This is really the main concept to understand for the hardware-facing side of the interface. There are interesting details in the implementation and the devices you would communicate to but hopefully this give a good functional base for the exploration of the internal API, coming up after the break.

Operating the 6502

This section summarizes the controls available within the code you run on a 6502. Don't worry if some or many of these terms sound entirely unfamiliar, they are concepts learned best by tinkering with in their own experimentation.

As I mentioned before there are only 56 Opcodes for the 6502. Many of these have similarities and can be grouped together. The other big element to be aware of is that the 6502 has 3 primary registers: the accumulator (A) and 2 index registers (X and Y). Internally, there is also a Program Counter PC that points to the memory address of the next location that should be fetched from and executed as code, as well as a Stack Pointer (SP) that is used for stack based operations.

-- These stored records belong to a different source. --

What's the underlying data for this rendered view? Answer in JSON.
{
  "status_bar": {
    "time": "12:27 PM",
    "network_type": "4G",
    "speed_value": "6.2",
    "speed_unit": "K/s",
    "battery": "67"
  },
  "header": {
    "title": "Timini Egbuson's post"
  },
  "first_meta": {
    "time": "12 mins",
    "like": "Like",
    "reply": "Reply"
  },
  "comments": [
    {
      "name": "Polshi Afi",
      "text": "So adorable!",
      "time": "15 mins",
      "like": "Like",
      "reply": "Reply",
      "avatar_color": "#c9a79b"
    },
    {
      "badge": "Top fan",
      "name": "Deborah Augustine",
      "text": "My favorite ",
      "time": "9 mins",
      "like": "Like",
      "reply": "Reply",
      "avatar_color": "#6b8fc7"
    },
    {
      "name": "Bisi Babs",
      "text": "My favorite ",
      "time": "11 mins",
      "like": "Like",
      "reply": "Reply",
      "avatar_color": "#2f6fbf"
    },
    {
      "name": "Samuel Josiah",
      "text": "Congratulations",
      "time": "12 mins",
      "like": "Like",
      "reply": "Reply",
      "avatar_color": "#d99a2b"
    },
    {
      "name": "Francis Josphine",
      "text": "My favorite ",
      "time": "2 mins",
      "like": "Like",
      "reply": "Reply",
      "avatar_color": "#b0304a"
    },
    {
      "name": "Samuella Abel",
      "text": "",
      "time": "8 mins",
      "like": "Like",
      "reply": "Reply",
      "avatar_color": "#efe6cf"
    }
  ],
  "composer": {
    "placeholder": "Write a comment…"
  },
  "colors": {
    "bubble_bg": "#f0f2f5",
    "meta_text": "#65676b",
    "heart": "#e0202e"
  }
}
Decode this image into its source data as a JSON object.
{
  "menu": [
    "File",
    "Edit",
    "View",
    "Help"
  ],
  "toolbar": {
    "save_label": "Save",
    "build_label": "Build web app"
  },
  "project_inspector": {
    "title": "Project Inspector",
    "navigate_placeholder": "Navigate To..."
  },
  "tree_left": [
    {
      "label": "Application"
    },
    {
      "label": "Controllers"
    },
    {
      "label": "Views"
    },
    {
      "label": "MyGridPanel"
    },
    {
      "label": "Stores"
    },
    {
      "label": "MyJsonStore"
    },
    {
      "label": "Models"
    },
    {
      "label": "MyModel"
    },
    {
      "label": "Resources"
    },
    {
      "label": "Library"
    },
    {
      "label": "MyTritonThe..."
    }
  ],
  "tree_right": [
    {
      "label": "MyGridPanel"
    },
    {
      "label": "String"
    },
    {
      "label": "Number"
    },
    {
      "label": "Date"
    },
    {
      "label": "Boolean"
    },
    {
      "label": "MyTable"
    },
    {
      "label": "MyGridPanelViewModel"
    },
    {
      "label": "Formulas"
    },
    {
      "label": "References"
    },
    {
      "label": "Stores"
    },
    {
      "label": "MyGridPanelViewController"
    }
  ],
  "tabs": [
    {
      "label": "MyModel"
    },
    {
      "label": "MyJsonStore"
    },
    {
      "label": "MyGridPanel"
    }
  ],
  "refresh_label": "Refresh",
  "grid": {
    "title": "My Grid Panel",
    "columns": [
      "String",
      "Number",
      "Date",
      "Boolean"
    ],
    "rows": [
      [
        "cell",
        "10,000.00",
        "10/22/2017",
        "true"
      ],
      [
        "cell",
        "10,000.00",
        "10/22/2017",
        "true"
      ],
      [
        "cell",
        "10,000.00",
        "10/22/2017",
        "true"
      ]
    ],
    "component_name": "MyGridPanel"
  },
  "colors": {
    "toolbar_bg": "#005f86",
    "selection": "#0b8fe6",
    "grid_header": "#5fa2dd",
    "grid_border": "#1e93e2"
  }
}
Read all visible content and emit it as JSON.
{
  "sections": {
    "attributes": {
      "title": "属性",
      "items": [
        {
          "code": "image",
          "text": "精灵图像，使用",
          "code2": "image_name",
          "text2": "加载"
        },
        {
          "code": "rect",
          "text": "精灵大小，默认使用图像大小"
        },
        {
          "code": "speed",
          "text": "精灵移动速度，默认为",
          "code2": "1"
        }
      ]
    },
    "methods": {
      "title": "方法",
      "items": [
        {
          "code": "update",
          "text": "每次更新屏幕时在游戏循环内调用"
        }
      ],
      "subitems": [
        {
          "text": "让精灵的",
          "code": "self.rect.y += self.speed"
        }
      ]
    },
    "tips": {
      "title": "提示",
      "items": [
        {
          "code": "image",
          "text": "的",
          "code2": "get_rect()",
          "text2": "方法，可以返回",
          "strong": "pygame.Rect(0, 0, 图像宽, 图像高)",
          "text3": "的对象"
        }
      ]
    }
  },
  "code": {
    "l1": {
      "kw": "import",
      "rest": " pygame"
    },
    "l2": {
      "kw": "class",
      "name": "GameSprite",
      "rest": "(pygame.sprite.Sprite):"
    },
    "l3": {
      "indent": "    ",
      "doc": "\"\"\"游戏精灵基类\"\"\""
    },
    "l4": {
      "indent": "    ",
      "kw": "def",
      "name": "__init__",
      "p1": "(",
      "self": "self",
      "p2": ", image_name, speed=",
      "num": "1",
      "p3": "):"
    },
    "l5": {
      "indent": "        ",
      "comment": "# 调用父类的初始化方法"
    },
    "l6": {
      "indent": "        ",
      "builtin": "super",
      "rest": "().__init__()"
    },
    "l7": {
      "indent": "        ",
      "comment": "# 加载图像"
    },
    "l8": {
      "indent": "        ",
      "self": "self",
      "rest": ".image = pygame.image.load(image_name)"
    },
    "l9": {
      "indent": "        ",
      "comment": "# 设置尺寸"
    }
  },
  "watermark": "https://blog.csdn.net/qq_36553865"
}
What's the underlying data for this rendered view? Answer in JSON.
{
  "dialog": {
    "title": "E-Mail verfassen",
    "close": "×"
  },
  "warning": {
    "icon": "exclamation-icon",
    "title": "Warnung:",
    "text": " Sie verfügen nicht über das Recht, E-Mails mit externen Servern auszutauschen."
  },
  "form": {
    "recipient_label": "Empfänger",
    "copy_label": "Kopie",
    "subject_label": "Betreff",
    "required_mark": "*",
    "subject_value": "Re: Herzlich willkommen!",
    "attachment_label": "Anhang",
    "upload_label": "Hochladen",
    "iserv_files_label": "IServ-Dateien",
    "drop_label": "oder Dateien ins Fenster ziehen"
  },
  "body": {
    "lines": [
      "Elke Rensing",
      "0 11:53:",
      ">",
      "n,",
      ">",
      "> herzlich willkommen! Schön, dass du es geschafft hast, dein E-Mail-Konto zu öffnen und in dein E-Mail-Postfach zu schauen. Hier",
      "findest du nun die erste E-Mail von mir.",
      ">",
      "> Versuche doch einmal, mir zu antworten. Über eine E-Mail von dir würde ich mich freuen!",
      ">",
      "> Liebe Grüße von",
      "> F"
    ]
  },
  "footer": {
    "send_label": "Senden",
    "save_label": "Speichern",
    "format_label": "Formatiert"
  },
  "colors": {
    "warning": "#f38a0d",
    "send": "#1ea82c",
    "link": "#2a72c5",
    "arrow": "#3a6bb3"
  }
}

There are also a few processor status flags: Carry, Zero, Interrupt, Decimal, Overflow and Negative encoded into a Status register.

I would broadly categorize these instructions into 4 groups:

  • Load/Store/Transfer Instructions

    • LDA - Load A Register
    • LDX - Load X Register
    • LDY - Load Y Register
    • PHA - Push Accumulator
    • PHP - Push processor status
    • PLA - Pull Accumulator
    • PLP - Pull processor status
    • STA - Store A Register
    • STX - Store X Register
    • STY - Store Y Register
    • TAX - Transfer A to X
    • TAY - Transfer A to Y
    • TSX - Transfer stack pointer to X
    • TXA - Transfer X to A
    • TXS - Transfer X to stack pointer
    • TYA - Transfer Y to A
  • Control Flow

    • BCC - Branch "Carry" clear
    • BCS - Branch "Carry" set
    • BEQ - Branch equal
    • BMI - Branch "minus"
    • BNE - Branch not equal
    • BPL - Branch "plus"
    • BRK - Break
    • BVC - Branch "Overflow" clear
    • BVS - Branch "Overflow" set
    • CMP - Compare A Register
    • CPX - Compare X Register
    • CPY - Compary Y Register
    • JMP - Jump
    • JSR - Jump to subroutine
    • NOP - No-operation
    • RTI - Return from interrupt
    • RTS - Return from subroutine
  • Math/Logic

    • ADC - Add with Carry
    • AND - Bitwise AND
    • ASL - Arithmetic shift left
    • DEC - Decrement A register
    • DEX - Decrement X register
    • DEY - Decrement Y register
    • EOR - Exclusive OR
    • INC - Increment A register
    • INX - Increment X register
    • INY - Increment Y register
    • LSR - Logical shift right
    • ORA - Bitwise OR
    • ROL - Rotate Left
    • ROR - Rotate Right
    • SBC - Subtract with Carry
  • Flags

    • BIT - Test BITs
    • CLC - Clear "Carry" Flag
    • CLD - Clear "Decimal" Flag
    • CLI - Clear "Interrupt" Flag
    • CLV - Clear "Overflow" Flag
    • SEC - Set "Carry" Flag
    • SED - Set "Decimal" Flag
    • SEI - Set "Instruction" Flag

This is not a exactly a small amount of instructions, but there are 987 in x86_64 so by comparison it is quite tiny!

The Learning Journey

Generally speaking I think it's fair to say that understanding 6502 assembly is easy. What is much less easy is seeing and understanding how you can put these tools together to do something useful, like letting me jump on the head of a Koopa.

Generally speaking this is a situation that get